Sponsored By

March 2, 1998

4 Min Read
New power switching revolutionizes medium-voltage drives

March 2, 1998 Design News

DESIGN APPLICATIONS From the regional editors

New power switching revolutionizes medium-voltage drives

Faster switch with lower power losses leads to the development of reliable medium-voltage, variable-speed drives

Charles J. Murray, Senior Regional Editor

Zurich, Switzerland--By some estimates, only about 3% of all medium-voltage motors employ variable-speed drives. Although many customers would like variable-speed capabilities for their medium-voltage pumps, fans, and compressors, the technology hasn't been easily accessible. For many, medium-voltage drives are already too big, too costly, and too complex.

05d1583d.jpg (15418 bytes)

Simplicity and compactness: In an IGCT converter, IGCT elements are easily mounted in a compact configuration. If an element needs to be replaced, users merely loosen the nuts (seen near the bottom) and slide the elements out.

Now, however, that may be changing. Thanks to the development of a new power switching technology, medium-voltage motors and drives may be more accessible than ever before. A new medium-voltage ac drive, which employs the new power switching technology, brings adjustable-speed capabilities to motors in the 400- 6,000-hp range, for voltages of 2.3, 3.3, and 4.16 kV.

Engineers from ABB Industrial Systems, who spent 200 man-years and $33 million developing the ACS 1000 drive, believe it could change the way industry views the medium-voltage drive. "It gives all kinds of advantages over previous systems in terms of reliability, package size, and performance," notes Jim Nash, principal engineer for ABB Industrial Systems, Inc. The smallest of the ACS 1000 drives measures just under 10 ft in length, compared to 13 ft, 25 ft, and 33 ft for competing systems. The ACS 1000 also uses far fewer components than previous systems, which translates to greater reliability.

The key to this technological leap was the development of a power switching device that offers faster switching and low power loss. Known as the Integrated Gate Commutated Thyristor (IGCT), this silicon-based device makes it easier to switch up to 10 MW of power at medium voltages. "We liken this to the quest for the Holy Grail in power electronics," notes Eric Carroll, industry business segment manager for ABB Semiconductors AG, Switzerland. "It may not be the perfect switch, but it has taken us very close to that goal."

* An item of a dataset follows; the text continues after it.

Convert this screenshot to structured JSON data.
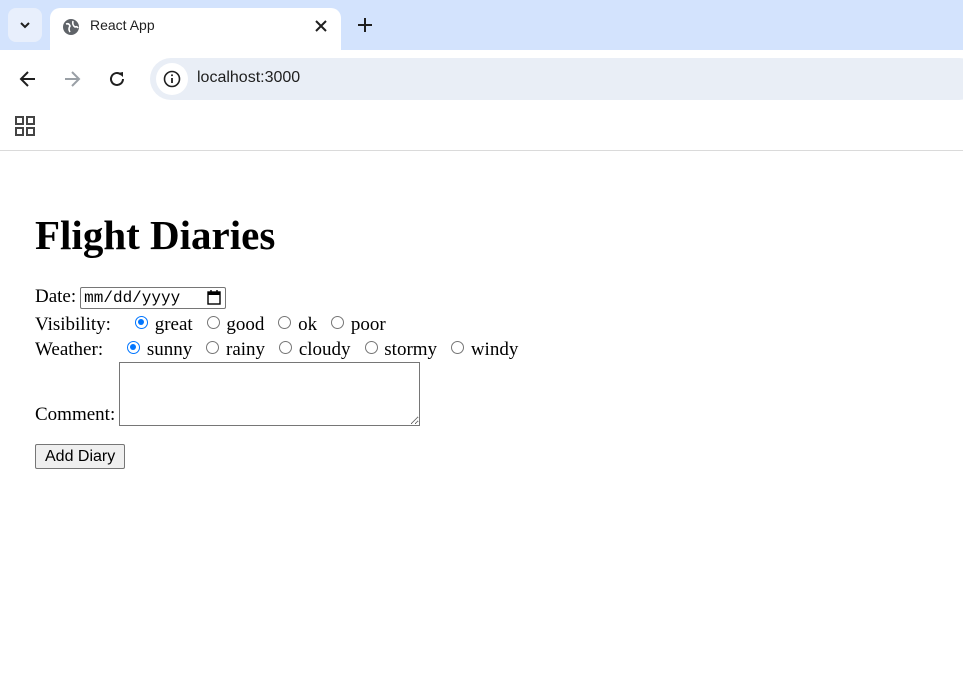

Silicon-based switches similar to the IGCT have long been used to control electrical motor speed. Up to now, however, the power silicon switches have had difficulty switching megawatts of electricity at medium voltages (2.3 to 6.9 kV). The two most prominent of those, Gate Turn-Off thyristors (GTOs) and Integrated Gate Bipolar Transistors (IGBTs), have exhibited different shortcomings. GTOs have proven to be comparatively slow, while IGBTs showed larger switching losses.

With the introduction of the IGCT, however, ABB engineers say they have licked those problems. They have employed a low-inductance gate unit to turn a low-loss conducting thyristor into a fast-switching transistor just prior to turn-off. By doing so, they reduced the thickness of the silicon wafer on which the device is fabricated. This permits the device's diode and switch to be fabricated on the same wafer, limiting the parts count and system cost. Result: Low-loss switching can occur at the device level.

In the development of the ACS 1000, the device's unique characteristics enabled designers to eliminate the need for so-called "snubbers," which are often used in conjunction with GTOs. Because snubbers are employed to compensate for non-uniform switching characteristics, and because the IGCT offers uniform switching characteristics, the ACS 1000 needed no snubbers.

Additionally, IGCT technology cut construction costs through thinner silicon wafer design and simplified power circuitry. It also vastly reduced the system's part count by enabling ABB engineers to build the medium-voltage drive using only 12 IGCTs. In contrast, competing medium-voltage drives employ as many as 60 IGBTs. More recently, one system has used 24 IGBTs, but up to now, no medium-voltage drive has employed as few as 12 power-switching devices.

Additional details?Contact Scott Conner, ABB Industrial Systems, 16250 W. Glendale Drive, New Berlin, WI 53151, (414) 780-5175.

Sign up for the Design News Daily newsletter.

You May Also Like